Choose Color Temperature
How important is color temperature?
Color Temperature is indicated in units called Kelvin and its value determines whether light bulbs produce warm or cold light. This guide shows how LED and energy-saving light bulbs can have different color temperatures.
If you shine a light through a prism, a rainbow appears. And the colors in that rainbow actually emit a different temperature. So when we say red, orange, and yellow are “warm” colors – they actually are warmer. Just as cool colors – violet, blue and green – are actually cooler when you measure the temperature of the light.
Unlike the temperature associated with weather, light temperature is measured on the Kelvin scale. Most of the light we use in our homes today falls on the warm end of the spectrum, between about 2000K – 3000K.
What is color temperature?
- Color temperature is a way to describe the light appearance provided by a light bulb (lamp). It is measured in degrees of Kelvin (K) on a scale from 1,000 to 10,000.
- Typically, commercial and residential lighting application Kelvin temperatures fall somewhere on a scale from 2000K to 6500K.
- A light bulb’s (lamp’s) color temperature lets us know what the look and feel of the light produced will be.

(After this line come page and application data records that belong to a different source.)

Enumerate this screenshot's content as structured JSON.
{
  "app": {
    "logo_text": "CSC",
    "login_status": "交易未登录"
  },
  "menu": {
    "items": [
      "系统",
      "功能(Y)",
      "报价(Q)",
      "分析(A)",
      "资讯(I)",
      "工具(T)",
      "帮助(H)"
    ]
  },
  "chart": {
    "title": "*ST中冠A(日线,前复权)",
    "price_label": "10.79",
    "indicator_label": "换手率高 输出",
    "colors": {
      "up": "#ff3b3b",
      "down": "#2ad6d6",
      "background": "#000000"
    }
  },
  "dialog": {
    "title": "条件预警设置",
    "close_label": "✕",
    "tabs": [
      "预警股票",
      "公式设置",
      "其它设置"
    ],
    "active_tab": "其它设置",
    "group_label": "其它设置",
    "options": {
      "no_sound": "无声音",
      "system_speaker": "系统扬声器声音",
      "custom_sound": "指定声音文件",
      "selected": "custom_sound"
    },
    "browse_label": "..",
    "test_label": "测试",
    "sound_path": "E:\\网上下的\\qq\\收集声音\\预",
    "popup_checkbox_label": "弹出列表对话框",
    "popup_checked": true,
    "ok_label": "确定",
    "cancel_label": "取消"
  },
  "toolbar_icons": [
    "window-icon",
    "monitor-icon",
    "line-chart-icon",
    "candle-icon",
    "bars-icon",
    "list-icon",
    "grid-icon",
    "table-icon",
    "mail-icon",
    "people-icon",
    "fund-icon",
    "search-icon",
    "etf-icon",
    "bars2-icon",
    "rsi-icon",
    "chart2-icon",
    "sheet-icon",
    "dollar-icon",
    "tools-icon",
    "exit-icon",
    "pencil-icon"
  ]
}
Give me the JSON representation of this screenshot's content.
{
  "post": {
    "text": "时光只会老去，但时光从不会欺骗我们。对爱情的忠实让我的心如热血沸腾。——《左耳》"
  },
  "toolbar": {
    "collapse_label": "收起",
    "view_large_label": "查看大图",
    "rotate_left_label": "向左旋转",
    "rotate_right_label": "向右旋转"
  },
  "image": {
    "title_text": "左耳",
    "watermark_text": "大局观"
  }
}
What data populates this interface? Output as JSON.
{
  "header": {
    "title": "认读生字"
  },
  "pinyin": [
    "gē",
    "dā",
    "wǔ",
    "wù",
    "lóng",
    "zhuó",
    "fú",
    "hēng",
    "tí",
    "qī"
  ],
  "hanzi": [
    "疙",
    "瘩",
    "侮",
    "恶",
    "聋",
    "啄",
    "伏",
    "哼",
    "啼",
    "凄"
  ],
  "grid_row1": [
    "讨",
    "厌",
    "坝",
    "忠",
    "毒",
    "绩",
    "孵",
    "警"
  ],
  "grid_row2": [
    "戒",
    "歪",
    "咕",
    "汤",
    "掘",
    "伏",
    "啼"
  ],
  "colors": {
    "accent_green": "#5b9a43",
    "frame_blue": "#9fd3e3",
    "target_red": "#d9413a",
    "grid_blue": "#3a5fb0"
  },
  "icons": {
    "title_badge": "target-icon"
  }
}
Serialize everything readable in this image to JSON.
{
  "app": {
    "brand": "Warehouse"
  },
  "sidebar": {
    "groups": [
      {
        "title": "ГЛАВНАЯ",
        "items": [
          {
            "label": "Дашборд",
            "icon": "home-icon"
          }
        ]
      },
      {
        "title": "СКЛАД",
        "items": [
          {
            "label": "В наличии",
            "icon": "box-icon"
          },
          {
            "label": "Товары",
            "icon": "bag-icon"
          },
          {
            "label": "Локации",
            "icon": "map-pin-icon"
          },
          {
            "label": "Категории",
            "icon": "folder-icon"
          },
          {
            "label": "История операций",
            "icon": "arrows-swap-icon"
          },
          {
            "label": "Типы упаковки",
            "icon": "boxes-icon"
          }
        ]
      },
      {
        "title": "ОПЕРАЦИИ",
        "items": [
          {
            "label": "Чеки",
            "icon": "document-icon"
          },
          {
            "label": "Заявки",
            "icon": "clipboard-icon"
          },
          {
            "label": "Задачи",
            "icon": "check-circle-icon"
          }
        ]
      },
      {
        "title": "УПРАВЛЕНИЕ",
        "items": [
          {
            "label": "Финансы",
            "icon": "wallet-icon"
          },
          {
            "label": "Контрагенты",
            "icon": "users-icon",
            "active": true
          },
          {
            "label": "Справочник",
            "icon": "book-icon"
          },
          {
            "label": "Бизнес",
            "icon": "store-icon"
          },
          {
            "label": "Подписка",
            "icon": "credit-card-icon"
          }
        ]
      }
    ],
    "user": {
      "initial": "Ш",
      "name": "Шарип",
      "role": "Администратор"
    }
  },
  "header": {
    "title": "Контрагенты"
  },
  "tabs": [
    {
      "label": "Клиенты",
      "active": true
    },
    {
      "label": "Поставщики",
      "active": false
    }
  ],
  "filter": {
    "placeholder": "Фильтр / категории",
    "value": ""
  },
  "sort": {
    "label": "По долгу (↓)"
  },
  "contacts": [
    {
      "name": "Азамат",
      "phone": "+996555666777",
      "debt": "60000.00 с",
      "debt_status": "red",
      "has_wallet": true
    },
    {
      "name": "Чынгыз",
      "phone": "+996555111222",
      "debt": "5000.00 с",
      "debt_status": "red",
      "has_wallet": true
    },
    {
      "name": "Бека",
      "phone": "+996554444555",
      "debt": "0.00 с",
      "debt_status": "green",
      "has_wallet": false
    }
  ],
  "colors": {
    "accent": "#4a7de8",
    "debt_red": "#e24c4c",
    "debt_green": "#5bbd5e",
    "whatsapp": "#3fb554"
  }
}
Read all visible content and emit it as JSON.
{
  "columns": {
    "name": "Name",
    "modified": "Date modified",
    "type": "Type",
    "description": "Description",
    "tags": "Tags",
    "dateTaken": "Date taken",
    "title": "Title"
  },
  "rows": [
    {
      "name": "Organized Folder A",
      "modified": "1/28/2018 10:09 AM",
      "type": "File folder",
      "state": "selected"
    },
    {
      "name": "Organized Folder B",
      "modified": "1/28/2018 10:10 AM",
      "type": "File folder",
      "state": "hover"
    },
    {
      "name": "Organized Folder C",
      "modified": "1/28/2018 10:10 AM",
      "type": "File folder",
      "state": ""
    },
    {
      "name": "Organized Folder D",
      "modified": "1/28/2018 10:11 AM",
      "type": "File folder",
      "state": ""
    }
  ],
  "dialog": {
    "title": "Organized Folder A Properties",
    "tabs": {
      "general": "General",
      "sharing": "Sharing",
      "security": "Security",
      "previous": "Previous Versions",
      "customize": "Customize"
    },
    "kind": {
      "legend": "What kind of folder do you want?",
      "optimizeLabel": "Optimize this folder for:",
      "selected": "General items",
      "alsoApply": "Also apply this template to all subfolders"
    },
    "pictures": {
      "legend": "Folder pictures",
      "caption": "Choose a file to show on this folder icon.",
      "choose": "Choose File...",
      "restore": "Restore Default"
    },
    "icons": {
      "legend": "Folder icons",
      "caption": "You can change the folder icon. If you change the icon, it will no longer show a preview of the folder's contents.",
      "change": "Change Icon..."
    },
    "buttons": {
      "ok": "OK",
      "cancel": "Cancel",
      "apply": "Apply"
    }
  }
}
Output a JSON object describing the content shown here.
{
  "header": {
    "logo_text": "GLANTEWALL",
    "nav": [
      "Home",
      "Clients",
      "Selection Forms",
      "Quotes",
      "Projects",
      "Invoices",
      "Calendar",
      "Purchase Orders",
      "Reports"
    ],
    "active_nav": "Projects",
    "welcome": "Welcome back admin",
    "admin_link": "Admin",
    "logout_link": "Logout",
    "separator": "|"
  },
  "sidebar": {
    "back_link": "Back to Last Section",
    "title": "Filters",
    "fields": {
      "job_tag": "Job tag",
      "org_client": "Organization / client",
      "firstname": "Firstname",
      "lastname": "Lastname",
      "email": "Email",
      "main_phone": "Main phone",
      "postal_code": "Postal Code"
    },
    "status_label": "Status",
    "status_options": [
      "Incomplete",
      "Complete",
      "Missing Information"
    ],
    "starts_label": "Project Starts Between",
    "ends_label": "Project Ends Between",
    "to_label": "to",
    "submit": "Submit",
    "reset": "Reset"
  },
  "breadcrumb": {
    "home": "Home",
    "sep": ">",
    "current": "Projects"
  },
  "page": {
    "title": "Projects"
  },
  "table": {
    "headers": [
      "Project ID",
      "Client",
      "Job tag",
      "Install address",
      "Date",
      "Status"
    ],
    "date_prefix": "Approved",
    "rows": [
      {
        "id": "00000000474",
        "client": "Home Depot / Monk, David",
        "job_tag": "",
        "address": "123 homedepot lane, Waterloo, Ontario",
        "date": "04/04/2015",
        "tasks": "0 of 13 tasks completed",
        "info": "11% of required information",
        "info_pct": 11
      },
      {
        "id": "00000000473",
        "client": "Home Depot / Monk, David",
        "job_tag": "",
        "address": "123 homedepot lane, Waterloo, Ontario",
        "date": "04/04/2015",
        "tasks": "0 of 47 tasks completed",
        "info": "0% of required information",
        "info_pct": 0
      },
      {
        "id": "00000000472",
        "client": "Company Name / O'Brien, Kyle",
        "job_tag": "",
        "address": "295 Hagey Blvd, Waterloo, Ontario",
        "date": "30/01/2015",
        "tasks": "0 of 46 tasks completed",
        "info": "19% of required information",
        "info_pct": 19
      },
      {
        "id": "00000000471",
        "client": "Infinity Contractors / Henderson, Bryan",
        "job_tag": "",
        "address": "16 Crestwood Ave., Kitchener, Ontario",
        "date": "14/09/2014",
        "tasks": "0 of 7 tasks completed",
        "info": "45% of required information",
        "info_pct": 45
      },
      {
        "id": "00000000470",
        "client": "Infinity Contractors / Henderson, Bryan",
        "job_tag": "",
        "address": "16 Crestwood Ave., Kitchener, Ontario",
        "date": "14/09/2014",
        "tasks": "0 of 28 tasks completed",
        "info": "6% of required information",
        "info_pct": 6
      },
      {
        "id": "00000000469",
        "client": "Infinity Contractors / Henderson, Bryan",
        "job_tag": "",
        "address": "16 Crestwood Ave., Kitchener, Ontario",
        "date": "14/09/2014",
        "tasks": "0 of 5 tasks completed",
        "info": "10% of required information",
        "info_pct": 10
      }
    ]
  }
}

- The color temperature of a light bulb (lamp) is assigned using the basis of correlated color temperature (CCT).
- For example, if you heat up a metal object, the object appears to glow. Depending on the Kelvin temperature that the metal object is being heated at, the glow will be various colors, such as orange, yellow or blue. The color temperature of light bulbs (lamps) is meant to replicate the Kelvin temperature of the metal object.
Color Temperatures of Light Bulbs
Selecting the right light bulb and fixture for your application requires careful consideration of its Kelvin temperature. The color temperature can also help guide you in determining which fixture is right for each room. Whether you need an ambient source of light or one for highly-focused task lighting, keep in mind the following Kelvin ranges:
- Less than 2000K: gives off a dim glow of light, similar to what you might find from candlelight; best for low light areas where ambient illumination is welcomed
- 2000K-3000K: gives off a soft white glow, often yellow in appearance; best for living rooms, dining rooms, bedrooms and outdoor spaces
- 3100K-4500K: gives off a bright amount of white light; best for kitchens, offices, work spaces and vanities where task lighting is needed
- 4600K-6500K: gives off a bright amount of blue-white light, similar to that of daylight; best for display areas and work environments where very bright illumination is needed
- 6500K and up: gives off a bright bluish hue of light, often found in commercial locations; best for bright task lighting